It depends on the type of issue. If it’s something that’s functionally broken, then it will get logged. Items that aren’t broken, but are viewed as such are harder to quantify as a bug. We do look at the constructive feedback from the community, but if all that’s said is “I don’t like this feature” we might not be able to identify the true nature of the problem. We also have our own vision for where we want to take Bungie.net. To get there, change has to happen.
Speaking of change needing to happen, let’s change the subject as quickly as we can and talk about the basic perks of working at Bungie.
The ability to talk with the people who made the games that inspired me to get into the gaming industry.
It can be intimidating to meet one’s heroes. Has there been a moment when you felt like you stood tall in that company, and were able to contribute to their process?
I made a tool for writing up bugs found on the site. At the time, that workflow relied on some text boxes with labels. After I sent the tool to a member of my team, he said “Holy crap! This thing is awesome.”
Nice work. Now that you’ve had a taste, what are your plans to become even more awesome?
I wrote a bug for you. Work up a solution to this problem: Experience, Work Ethic, or Talent? Rank them in order of importance to your role.
Work Ethic, Talent, and then Experience. You have to work very hard to get anywhere. If you slack off, people don’t want to work with you. Talent is next - the ability to come up with new solutions to problems is very helpful. I’d say Experience last, only because I didn’t have a lot before coming to Bungie, so it seems less important. As long as you can show that you are willing to learn quickly, you’re going to be fine.
The time has come for us to return you to the bug hunt. Those little devils won’t write an entry in the database about themselves. Before you go, though, tell us the best thing about your job.

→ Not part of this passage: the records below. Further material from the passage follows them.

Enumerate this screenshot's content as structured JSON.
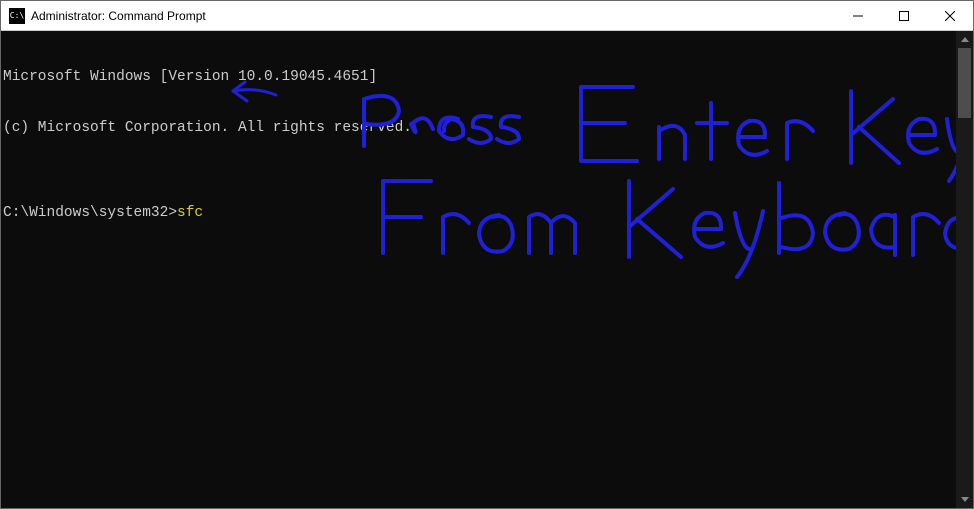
{
  "window": {
    "title": "Administrator: Command Prompt",
    "icon_label": "C:\\"
  },
  "terminal": {
    "line1": "Microsoft Windows [Version 10.0.19045.4651]",
    "line2": "(c) Microsoft Corporation. All rights reserved.",
    "blank": "",
    "prompt": "C:\\Windows\\system32>",
    "command": "sfc"
  },
  "annotation": {
    "text_line1": "Press Enter Key",
    "text_line2": "From Keyboard",
    "color": "#2020d8"
  }
}
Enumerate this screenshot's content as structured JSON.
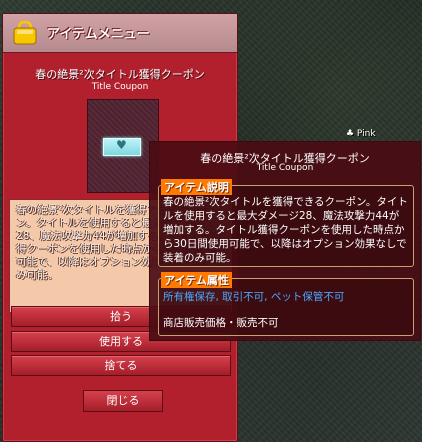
{
  "window": {
    "title": "アイテムメニュー",
    "item_name": "春の絶景²次タイトル獲得クーポン",
    "item_name_sub": "Title Coupon",
    "description": "春の絶景²次タイトルを獲得できるクーポン。タイトルを使用すると最大ダメージ28、魔法攻撃力44が増加する。タイトル獲得クーポンを使用した時点から30日間使用可能で、以降はオプション効果なしで装着のみ可能。",
    "buttons": {
      "pickup": "拾う",
      "use": "使用する",
      "drop": "捨てる",
      "close": "閉じる"
    }
  },
  "tooltip": {
    "name": "春の絶景²次タイトル獲得クーポン",
    "sub": "Title Coupon",
    "section1_title": "アイテム説明",
    "section1_text": "春の絶景²次タイトルを獲得できるクーポン。タイトルを使用すると最大ダメージ28、魔法攻撃力44が増加する。タイトル獲得クーポンを使用した時点から30日間使用可能で、以降はオプション効果なしで装着のみ可能。",
    "section2_title": "アイテム属性",
    "attr_line1": "所有権保存, 取引不可, ペット保管不可",
    "attr_line2": "商店販売価格・販売不可"
  },
  "world": {
    "nameplate": "♣ Pink"
  },
  "colors": {
    "window_red": "#b2202d",
    "tooltip_bg": "#4a0c14",
    "section_head_orange": "#ff7a00",
    "attr_blue": "#4aa8ff"
  },
  "icons": {
    "bag": "bag-icon",
    "coupon": "coupon-icon"
  }
}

The knowledge that someone will see what I’m helping to create, and it will inspire them to try and join the industry themselves.
It’s likely that’s happening right now. What’s the most important advice you can give to that someone?
Figure out what you are good at and run with it. You also need to really want it if you want to get anywhere. I had never programmed before in my life before I started school, but I knew I was good at math and wanted to make games.
Sometimes, that’s all it takes. Where there’s a will, and a basic grasp of math, there just might be a way. Of course, we’re simplifying matters, but Alex tells a great story about setting a goal and taking strides until it’s reached. His story is only one example of people following their dreams into a desk on our development floor. There are others, and you’ll find them in the Breaking In archive.